● **WHAT IS REQUIRED**
Within the data below, count the lines that include "description" and give only the count.

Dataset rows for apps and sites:
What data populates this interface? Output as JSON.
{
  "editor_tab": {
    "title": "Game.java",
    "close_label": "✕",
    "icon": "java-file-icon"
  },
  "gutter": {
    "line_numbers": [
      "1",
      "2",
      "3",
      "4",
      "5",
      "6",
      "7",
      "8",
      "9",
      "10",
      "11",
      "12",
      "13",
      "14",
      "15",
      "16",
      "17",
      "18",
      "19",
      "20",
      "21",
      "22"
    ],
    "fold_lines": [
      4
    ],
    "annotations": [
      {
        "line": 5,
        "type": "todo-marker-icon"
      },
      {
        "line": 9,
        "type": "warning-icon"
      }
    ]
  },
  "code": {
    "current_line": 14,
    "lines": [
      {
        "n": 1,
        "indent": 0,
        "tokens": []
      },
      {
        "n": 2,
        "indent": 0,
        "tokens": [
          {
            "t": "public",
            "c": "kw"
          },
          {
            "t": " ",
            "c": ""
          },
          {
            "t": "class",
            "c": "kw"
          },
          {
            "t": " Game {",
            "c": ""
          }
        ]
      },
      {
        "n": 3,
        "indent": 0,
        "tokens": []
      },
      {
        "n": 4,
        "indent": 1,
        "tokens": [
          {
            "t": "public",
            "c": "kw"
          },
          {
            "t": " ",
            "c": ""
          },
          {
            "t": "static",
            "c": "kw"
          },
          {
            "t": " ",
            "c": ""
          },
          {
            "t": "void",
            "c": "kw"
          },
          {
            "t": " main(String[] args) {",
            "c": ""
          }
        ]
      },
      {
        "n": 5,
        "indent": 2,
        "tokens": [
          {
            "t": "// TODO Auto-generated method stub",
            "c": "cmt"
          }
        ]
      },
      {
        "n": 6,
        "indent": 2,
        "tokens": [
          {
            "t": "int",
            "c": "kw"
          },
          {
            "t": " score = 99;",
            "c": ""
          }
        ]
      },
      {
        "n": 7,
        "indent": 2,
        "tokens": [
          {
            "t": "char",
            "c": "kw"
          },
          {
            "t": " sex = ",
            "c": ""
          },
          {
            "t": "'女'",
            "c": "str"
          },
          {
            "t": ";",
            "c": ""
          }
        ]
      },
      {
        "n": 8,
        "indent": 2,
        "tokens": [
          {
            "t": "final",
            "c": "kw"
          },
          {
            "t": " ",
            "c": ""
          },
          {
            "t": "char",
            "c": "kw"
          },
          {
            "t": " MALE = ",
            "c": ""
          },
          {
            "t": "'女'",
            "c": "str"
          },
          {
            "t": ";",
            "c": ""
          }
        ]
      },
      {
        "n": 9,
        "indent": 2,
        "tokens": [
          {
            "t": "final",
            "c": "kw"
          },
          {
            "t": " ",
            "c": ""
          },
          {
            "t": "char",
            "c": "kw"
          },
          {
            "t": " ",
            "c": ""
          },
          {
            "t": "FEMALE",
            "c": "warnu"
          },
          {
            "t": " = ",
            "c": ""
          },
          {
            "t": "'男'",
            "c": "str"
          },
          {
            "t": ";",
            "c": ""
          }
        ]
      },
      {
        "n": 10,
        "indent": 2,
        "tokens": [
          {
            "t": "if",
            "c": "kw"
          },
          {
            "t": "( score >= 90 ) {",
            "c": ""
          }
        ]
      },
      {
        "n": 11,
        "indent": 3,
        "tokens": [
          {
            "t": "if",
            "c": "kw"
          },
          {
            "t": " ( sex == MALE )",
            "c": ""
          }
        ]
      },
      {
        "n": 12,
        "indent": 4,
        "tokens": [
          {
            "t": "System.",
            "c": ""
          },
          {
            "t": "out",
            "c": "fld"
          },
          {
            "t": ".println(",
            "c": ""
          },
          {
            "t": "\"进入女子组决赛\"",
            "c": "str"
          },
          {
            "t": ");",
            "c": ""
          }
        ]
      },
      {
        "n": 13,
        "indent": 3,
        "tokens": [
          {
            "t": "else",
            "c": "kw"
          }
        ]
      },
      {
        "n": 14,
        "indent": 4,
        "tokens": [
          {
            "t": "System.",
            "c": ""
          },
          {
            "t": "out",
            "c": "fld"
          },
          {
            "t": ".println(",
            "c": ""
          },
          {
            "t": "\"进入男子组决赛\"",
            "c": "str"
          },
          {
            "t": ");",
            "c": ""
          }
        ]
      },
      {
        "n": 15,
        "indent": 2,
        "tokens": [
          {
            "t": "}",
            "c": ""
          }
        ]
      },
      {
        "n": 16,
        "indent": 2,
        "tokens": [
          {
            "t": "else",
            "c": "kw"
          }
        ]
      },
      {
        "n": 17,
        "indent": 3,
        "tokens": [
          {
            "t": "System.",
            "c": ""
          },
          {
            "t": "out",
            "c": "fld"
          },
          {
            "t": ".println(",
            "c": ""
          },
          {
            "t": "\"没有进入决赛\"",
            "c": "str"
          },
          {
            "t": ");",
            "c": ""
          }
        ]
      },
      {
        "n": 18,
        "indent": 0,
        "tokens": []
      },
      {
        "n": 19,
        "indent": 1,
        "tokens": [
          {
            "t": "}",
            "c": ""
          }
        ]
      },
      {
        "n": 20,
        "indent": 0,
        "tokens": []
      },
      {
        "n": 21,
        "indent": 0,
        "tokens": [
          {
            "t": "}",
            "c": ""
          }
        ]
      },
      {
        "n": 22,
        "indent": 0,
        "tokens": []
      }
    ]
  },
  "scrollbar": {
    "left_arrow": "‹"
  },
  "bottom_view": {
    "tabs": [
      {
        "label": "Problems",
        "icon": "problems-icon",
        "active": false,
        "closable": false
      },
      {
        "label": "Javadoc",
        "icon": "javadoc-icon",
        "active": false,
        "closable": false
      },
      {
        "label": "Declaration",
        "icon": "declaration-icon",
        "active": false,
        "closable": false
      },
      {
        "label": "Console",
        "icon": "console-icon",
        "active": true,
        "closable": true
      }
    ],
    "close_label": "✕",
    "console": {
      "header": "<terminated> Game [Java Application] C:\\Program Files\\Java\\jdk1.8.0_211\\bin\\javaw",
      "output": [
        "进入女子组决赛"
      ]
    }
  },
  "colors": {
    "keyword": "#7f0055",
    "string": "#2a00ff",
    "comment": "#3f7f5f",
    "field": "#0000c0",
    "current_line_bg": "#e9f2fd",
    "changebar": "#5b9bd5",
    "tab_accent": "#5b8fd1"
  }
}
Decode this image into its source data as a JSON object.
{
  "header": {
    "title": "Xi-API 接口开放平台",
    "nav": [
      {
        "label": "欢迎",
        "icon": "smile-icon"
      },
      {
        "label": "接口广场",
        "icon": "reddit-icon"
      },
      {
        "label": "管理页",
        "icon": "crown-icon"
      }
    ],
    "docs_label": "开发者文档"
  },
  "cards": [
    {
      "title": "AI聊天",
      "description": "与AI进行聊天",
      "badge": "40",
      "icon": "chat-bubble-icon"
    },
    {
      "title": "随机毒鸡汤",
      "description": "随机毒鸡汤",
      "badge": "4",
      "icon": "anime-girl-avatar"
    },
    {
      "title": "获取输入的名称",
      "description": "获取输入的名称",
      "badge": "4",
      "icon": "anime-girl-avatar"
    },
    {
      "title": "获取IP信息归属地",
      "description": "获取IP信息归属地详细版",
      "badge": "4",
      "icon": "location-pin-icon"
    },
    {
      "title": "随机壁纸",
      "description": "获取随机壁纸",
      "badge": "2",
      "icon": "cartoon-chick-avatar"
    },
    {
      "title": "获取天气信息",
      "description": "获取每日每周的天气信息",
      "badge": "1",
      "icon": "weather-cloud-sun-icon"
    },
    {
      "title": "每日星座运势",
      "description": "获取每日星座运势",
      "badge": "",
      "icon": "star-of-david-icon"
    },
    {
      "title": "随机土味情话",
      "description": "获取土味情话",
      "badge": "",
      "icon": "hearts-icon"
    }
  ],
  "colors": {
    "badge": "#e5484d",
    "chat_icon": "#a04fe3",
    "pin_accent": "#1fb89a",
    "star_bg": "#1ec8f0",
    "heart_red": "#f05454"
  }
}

● **FINAL ANSWER**
8